*EXERCISE MATERIALS*:
---*---
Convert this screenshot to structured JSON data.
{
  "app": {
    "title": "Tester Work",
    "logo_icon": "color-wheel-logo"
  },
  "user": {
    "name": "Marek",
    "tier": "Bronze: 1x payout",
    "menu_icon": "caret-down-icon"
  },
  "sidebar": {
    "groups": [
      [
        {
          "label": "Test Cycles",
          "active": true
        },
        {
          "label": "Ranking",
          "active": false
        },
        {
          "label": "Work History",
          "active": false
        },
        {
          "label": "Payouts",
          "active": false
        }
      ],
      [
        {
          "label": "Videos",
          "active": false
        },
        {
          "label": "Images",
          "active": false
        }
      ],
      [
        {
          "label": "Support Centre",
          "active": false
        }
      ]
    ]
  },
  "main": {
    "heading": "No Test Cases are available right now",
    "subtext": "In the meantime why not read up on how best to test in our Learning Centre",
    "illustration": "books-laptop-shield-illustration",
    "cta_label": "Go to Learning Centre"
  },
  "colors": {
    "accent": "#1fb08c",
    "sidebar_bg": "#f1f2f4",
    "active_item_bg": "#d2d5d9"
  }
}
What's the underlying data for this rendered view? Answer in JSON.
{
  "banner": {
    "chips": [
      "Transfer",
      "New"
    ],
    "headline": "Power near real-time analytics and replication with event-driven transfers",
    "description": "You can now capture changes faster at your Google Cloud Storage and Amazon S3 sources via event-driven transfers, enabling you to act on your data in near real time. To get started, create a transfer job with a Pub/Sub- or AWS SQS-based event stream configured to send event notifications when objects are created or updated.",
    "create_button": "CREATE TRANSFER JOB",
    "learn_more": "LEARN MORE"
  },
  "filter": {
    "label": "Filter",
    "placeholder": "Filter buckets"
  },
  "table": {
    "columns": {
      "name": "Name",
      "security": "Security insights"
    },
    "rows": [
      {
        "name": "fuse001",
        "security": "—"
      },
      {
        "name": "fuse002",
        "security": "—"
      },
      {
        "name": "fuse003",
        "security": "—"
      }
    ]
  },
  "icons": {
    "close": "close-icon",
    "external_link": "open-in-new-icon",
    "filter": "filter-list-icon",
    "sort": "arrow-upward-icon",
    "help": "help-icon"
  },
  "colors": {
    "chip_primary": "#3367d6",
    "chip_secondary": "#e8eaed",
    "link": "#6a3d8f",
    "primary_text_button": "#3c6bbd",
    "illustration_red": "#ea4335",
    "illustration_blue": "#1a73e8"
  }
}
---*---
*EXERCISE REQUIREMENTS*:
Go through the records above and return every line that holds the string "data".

*ANSWER FOR THE TASK*:
Convert this screenshot to structured JSON data.
What's the underlying data for this rendered view? Answer in JSON.
    "description": "You can now capture changes faster at your Google Cloud Storage and Amazon S3 sources via event-driven transfers, enabling you to act on your data in near real time. To get started, create a transfer job with a Pub/Sub- or AWS SQS-based event stream configured to send event notifications when objects are created or updated.",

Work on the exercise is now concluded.